“Satellite data for humanitarian assistance*”

Rex Douglas, postdoctoral researcher, Department of Mathematics; and Asif Shakeel, postdoctoral researcher, Department of Mathematics

Quick and accurate crisis assessment is critical to saving lives and allocating limited disaster response resources in the events of large scale human displacement, often the unexpected and sudden consequence of manmade and natural disasters. Rex Douglas and Asif Shakeel’s research project uses high-resolution satellite imagery to steadfastly identify and track refugee concentrations in both disaster relief and early warning scenarios, specifically detecting temporary shelters in places that are remote or dangerous for ground observers. The researchers also seek to develop and train a classifier for the automatic identification of temporary structures.

“Big Pixel Hackathon*”

Gordon Hanson, professor, GPS

CGT spearheaded its first-ever hackathon May 23, 2015 giving 35 students unprecedented access to DigitalGlobe Basecamp, the largest private collection of high-resolution satellite imagery on earth that comprises 15 year’s worth of millions of square kilometers of current and archived imagery. Master’s and Ph.D. candidates were tasked with defining an important policy question and then brainstorming how satellite imagery can be used to resolve it. The event gleaned insights into how to measure the growth of urban slums in poor countries and the impact of natural disasters on water quality in cities as well as how to identify illegal fishing in the Caribbean and how to find boats engaged in human trafficking in the Mediterranean.

“Applying satellite imagery to land degradation, groundwater resources and cityscapes*”

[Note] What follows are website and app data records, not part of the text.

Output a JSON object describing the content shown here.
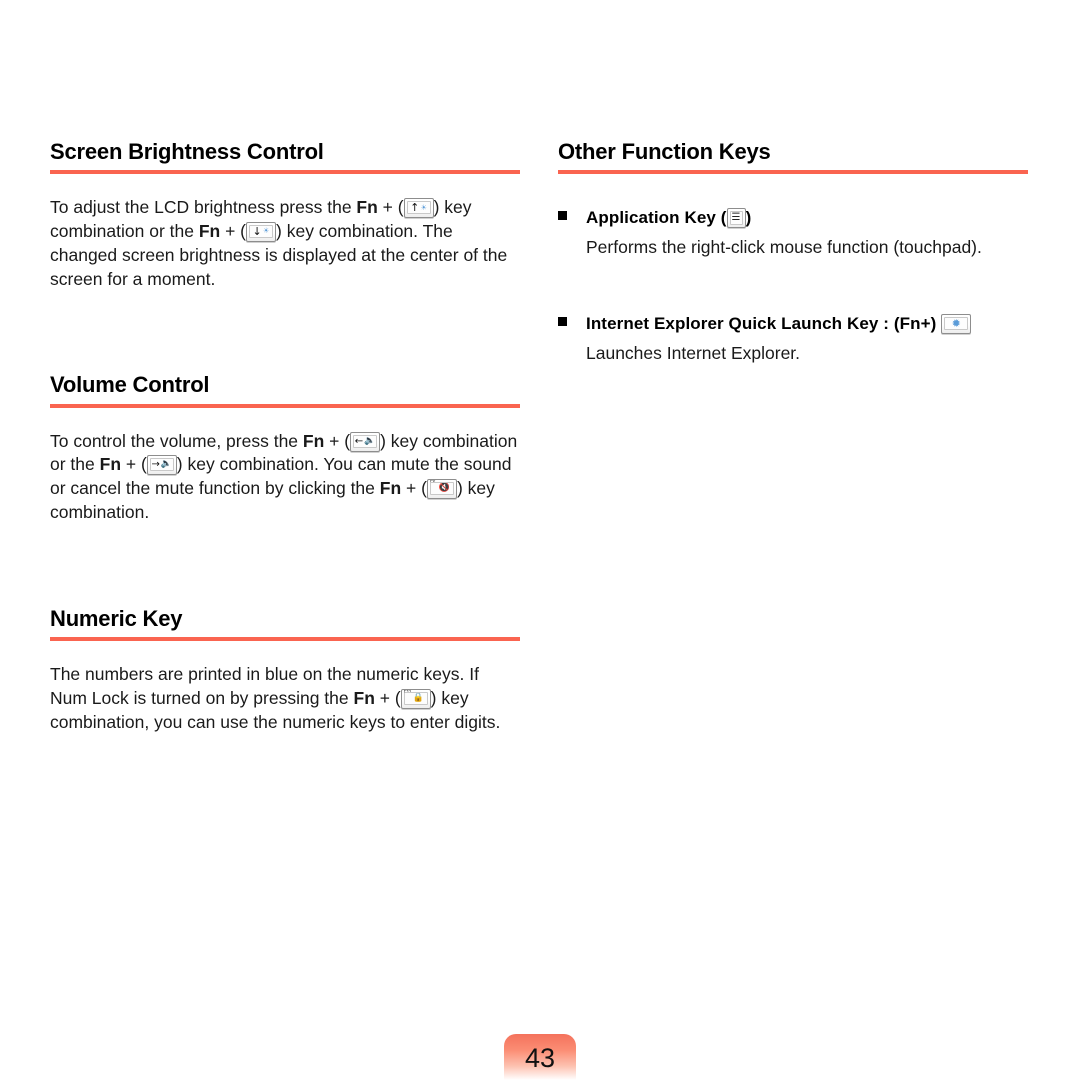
{
  "page": {
    "number": "43",
    "accent_color": "#fa6450",
    "background": "#ffffff"
  },
  "left_column": {
    "sections": [
      {
        "id": "screen-brightness-control",
        "title": "Screen Brightness Control",
        "body": {
          "t1": "To adjust the LCD brightness press the ",
          "fn1": "Fn",
          "plus1": " + (",
          "key1": {
            "name": "brightness-up-key",
            "arrow": "↑",
            "symbol": "☀",
            "label": ""
          },
          "t2": ") key combination or the ",
          "fn2": "Fn",
          "plus2": " + (",
          "key2": {
            "name": "brightness-down-key",
            "arrow": "↓",
            "symbol": "☀",
            "label": ""
          },
          "t3": ") key combination. The changed screen brightness is displayed at the center of the screen for a moment."
        }
      },
      {
        "id": "volume-control",
        "title": "Volume Control",
        "body": {
          "t1": "To control the volume, press the ",
          "fn1": "Fn",
          "plus1": " + (",
          "key1": {
            "name": "volume-down-key",
            "arrow": "←",
            "symbol": "🔈",
            "label": ""
          },
          "t2": ") key combination or the ",
          "fn2": "Fn",
          "plus2": " + (",
          "key2": {
            "name": "volume-up-key",
            "arrow": "→",
            "symbol": "🔈",
            "label": ""
          },
          "t3": ") key combination. You can mute the sound or cancel the mute function by clicking the ",
          "fn3": "Fn",
          "plus3": " + (",
          "key3": {
            "name": "mute-key",
            "arrow": "",
            "symbol": "🔇",
            "label": "F6"
          },
          "t4": ") key combination."
        }
      },
      {
        "id": "numeric-key",
        "title": "Numeric Key",
        "body": {
          "t1": "The numbers are printed in blue on the numeric keys. If Num Lock is turned on by pressing the ",
          "fn1": "Fn",
          "plus1": " + (",
          "key1": {
            "name": "num-lock-key",
            "arrow": "",
            "symbol": "🔒",
            "label": "F11"
          },
          "t2": ") key combination, you can use the numeric keys to enter digits."
        }
      }
    ]
  },
  "right_column": {
    "sections": [
      {
        "id": "other-function-keys",
        "title": "Other Function Keys",
        "bullets": [
          {
            "id": "application-key",
            "title_before": "Application Key (",
            "title_after": ")",
            "key": {
              "name": "application-key",
              "symbol": "☰",
              "label": ""
            },
            "description": "Performs the right-click mouse function (touchpad)."
          },
          {
            "id": "internet-explorer-quick-launch-key",
            "title_before": "Internet Explorer Quick Launch Key : (Fn+) ",
            "title_after": "",
            "key": {
              "name": "internet-explorer-key",
              "symbol": "✹",
              "label": ""
            },
            "description": "Launches Internet Explorer."
          }
        ]
      }
    ]
  }
}
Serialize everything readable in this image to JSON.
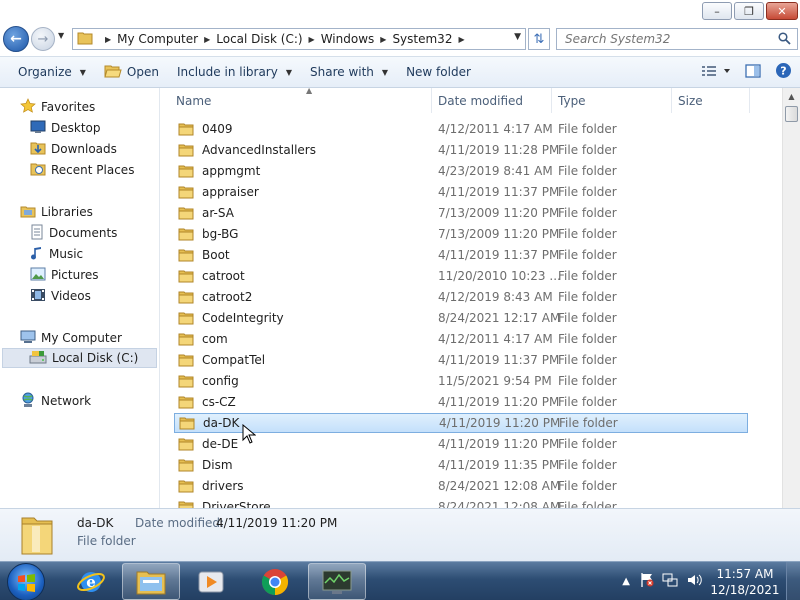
{
  "address": {
    "crumbs": [
      "My Computer",
      "Local Disk (C:)",
      "Windows",
      "System32"
    ]
  },
  "search": {
    "placeholder": "Search System32"
  },
  "toolbar": {
    "organize": "Organize",
    "open": "Open",
    "include": "Include in library",
    "share": "Share with",
    "new_folder": "New folder"
  },
  "nav": {
    "favorites": "Favorites",
    "desktop": "Desktop",
    "downloads": "Downloads",
    "recent": "Recent Places",
    "libraries": "Libraries",
    "documents": "Documents",
    "music": "Music",
    "pictures": "Pictures",
    "videos": "Videos",
    "computer": "My Computer",
    "local_disk": "Local Disk (C:)",
    "network": "Network"
  },
  "columns": {
    "name": "Name",
    "date": "Date modified",
    "type": "Type",
    "size": "Size"
  },
  "rows": [
    {
      "name": "0409",
      "date": "4/12/2011 4:17 AM",
      "type": "File folder"
    },
    {
      "name": "AdvancedInstallers",
      "date": "4/11/2019 11:28 PM",
      "type": "File folder"
    },
    {
      "name": "appmgmt",
      "date": "4/23/2019 8:41 AM",
      "type": "File folder"
    },
    {
      "name": "appraiser",
      "date": "4/11/2019 11:37 PM",
      "type": "File folder"
    },
    {
      "name": "ar-SA",
      "date": "7/13/2009 11:20 PM",
      "type": "File folder"
    },
    {
      "name": "bg-BG",
      "date": "7/13/2009 11:20 PM",
      "type": "File folder"
    },
    {
      "name": "Boot",
      "date": "4/11/2019 11:37 PM",
      "type": "File folder"
    },
    {
      "name": "catroot",
      "date": "11/20/2010 10:23 ...",
      "type": "File folder"
    },
    {
      "name": "catroot2",
      "date": "4/12/2019 8:43 AM",
      "type": "File folder"
    },
    {
      "name": "CodeIntegrity",
      "date": "8/24/2021 12:17 AM",
      "type": "File folder"
    },
    {
      "name": "com",
      "date": "4/12/2011 4:17 AM",
      "type": "File folder"
    },
    {
      "name": "CompatTel",
      "date": "4/11/2019 11:37 PM",
      "type": "File folder"
    },
    {
      "name": "config",
      "date": "11/5/2021 9:54 PM",
      "type": "File folder"
    },
    {
      "name": "cs-CZ",
      "date": "4/11/2019 11:20 PM",
      "type": "File folder"
    },
    {
      "name": "da-DK",
      "date": "4/11/2019 11:20 PM",
      "type": "File folder"
    },
    {
      "name": "de-DE",
      "date": "4/11/2019 11:20 PM",
      "type": "File folder"
    },
    {
      "name": "Dism",
      "date": "4/11/2019 11:35 PM",
      "type": "File folder"
    },
    {
      "name": "drivers",
      "date": "8/24/2021 12:08 AM",
      "type": "File folder"
    },
    {
      "name": "DriverStore",
      "date": "8/24/2021 12:08 AM",
      "type": "File folder"
    }
  ],
  "details": {
    "name": "da-DK",
    "date_label": "Date modified:",
    "date_value": "4/11/2019 11:20 PM",
    "type": "File folder"
  },
  "clock": {
    "time": "11:57 AM",
    "date": "12/18/2021"
  }
}
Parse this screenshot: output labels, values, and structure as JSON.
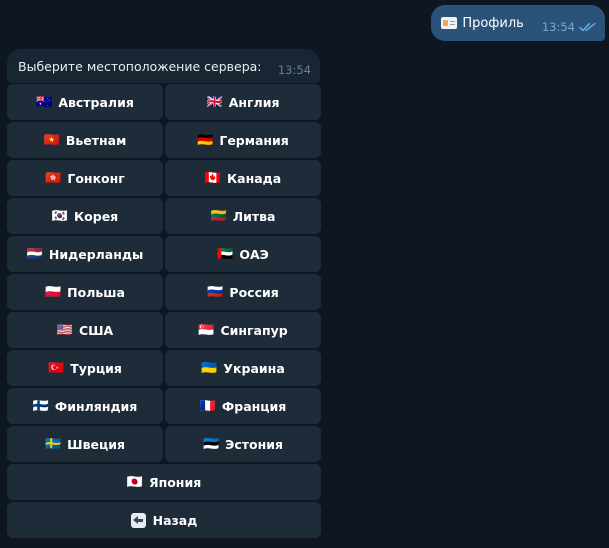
{
  "outgoing_message": {
    "icon": "id-card-icon",
    "text": "Профиль",
    "time": "13:54"
  },
  "incoming_message": {
    "text": "Выберите местоположение сервера:",
    "time": "13:54"
  },
  "keyboard": {
    "rows": [
      [
        {
          "flag": "🇦🇺",
          "label": "Австралия"
        },
        {
          "flag": "🇬🇧",
          "label": "Англия"
        }
      ],
      [
        {
          "flag": "🇻🇳",
          "label": "Вьетнам"
        },
        {
          "flag": "🇩🇪",
          "label": "Германия"
        }
      ],
      [
        {
          "flag": "🇭🇰",
          "label": "Гонконг"
        },
        {
          "flag": "🇨🇦",
          "label": "Канада"
        }
      ],
      [
        {
          "flag": "🇰🇷",
          "label": "Корея"
        },
        {
          "flag": "🇱🇹",
          "label": "Литва"
        }
      ],
      [
        {
          "flag": "🇳🇱",
          "label": "Нидерланды"
        },
        {
          "flag": "🇦🇪",
          "label": "ОАЭ"
        }
      ],
      [
        {
          "flag": "🇵🇱",
          "label": "Польша"
        },
        {
          "flag": "🇷🇺",
          "label": "Россия"
        }
      ],
      [
        {
          "flag": "🇺🇸",
          "label": "США"
        },
        {
          "flag": "🇸🇬",
          "label": "Сингапур"
        }
      ],
      [
        {
          "flag": "🇹🇷",
          "label": "Турция"
        },
        {
          "flag": "🇺🇦",
          "label": "Украина"
        }
      ],
      [
        {
          "flag": "🇫🇮",
          "label": "Финляндия"
        },
        {
          "flag": "🇫🇷",
          "label": "Франция"
        }
      ],
      [
        {
          "flag": "🇸🇪",
          "label": "Швеция"
        },
        {
          "flag": "🇪🇪",
          "label": "Эстония"
        }
      ],
      [
        {
          "flag": "🇯🇵",
          "label": "Япония"
        }
      ]
    ],
    "back": {
      "icon": "back-arrow-icon",
      "label": "Назад"
    }
  },
  "colors": {
    "background": "#0e1621",
    "outgoing_bubble": "#2b5278",
    "incoming_bubble": "#182533",
    "button": "#1e2c3a",
    "read_checks": "#6ab3f3"
  }
}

Jennifer Burney, assistant professor, GPS

Jennifer Burney has her hands in three research projects incorporating high-resolution satellite imagery. The first closely examines the physical structure of cities in an attempt to understand the actual economies of scale that emerge as cities form and grow. Through this effort, Burney aims to develop a database of several hundred cities as a prototype for this analysis. Burney also is assessing semi-arid ecosystems to develop density maps to be ground- truthed and linked to farm-level management data. Lastly, she seeks to alleviate the cost of geophysical surveys for community-based development of groundwater resources. Launching this project in sub-saharan Africa, she will use satellite imagery in lieu of ground-based resistive measurements to identify high-likelihood-of-success locations for new borewells.

“California and China Collaborating on Clean Energy and Combating Climate Change”

As the two largest emitters of greenhouse gases, the U.S. and China are facing the challenge of transforming fossil fuel–based energy systems into clean, 21st century energy systems that reduce emissions amid expanding economic opportunities. This new report from the Asia Society’s Center on U.S.-China Relations and Asia Society’s Northern California Center was drafted in partnership with The Annenberg Foundation Trust at Sunnylands and acts as a resource to learn about the vital partnerships already taking place between California and China on clean energy and to combat climate change. The report was made possible via funding from CGT, Rockefeller Brothers Fund, Energy Foundation, International Council on Clean Transportation and Energy and Environmental Economics.

*Supported by the Big Pixel Initiative, a technology partnership with DigitalGlobe Foundation made possible through funding from CGT and UC San Diego’s Qualcomm Institute.